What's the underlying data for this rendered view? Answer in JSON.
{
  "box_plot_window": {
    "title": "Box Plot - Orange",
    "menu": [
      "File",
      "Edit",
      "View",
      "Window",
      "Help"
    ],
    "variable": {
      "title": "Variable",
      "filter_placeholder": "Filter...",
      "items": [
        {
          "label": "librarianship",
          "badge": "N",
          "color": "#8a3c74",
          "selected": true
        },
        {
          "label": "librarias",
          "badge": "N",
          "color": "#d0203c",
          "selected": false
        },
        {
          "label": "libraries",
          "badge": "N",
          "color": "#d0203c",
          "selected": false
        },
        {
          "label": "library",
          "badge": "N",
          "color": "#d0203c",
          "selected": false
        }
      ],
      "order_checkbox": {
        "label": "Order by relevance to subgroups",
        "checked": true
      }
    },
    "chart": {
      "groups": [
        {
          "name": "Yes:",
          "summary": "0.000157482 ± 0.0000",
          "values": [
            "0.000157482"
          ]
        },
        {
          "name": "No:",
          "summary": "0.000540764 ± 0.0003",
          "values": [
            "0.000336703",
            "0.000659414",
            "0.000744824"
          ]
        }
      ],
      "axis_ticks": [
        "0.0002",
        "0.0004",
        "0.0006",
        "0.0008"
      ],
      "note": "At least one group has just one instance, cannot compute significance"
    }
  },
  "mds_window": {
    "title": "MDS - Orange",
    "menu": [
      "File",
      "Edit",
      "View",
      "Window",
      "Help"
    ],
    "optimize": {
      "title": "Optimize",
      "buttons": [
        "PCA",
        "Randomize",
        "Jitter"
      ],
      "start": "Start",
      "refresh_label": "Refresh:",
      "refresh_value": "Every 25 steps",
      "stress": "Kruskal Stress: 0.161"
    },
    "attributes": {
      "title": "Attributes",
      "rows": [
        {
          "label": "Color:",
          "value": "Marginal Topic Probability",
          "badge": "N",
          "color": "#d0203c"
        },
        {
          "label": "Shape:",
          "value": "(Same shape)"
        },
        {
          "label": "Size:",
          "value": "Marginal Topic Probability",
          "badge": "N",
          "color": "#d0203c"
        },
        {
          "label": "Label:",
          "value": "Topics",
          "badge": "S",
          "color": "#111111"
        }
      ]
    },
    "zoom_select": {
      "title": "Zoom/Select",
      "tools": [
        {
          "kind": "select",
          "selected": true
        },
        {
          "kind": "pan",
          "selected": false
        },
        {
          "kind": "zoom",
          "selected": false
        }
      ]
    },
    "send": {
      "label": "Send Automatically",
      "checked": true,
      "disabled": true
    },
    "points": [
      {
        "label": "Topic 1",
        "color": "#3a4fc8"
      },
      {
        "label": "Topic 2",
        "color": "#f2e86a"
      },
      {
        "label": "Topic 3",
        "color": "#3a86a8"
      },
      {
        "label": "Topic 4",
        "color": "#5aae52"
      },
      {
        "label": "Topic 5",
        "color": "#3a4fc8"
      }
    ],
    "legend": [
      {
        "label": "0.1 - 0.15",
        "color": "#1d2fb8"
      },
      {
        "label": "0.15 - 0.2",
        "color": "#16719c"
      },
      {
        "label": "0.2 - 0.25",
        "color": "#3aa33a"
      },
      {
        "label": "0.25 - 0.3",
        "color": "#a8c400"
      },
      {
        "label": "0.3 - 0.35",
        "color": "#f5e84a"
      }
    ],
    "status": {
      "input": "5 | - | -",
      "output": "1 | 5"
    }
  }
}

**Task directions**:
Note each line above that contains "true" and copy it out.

**Reply to the exercise**:
          "selected": true
        "checked": true
          "selected": true
      "checked": true,
      "disabled": true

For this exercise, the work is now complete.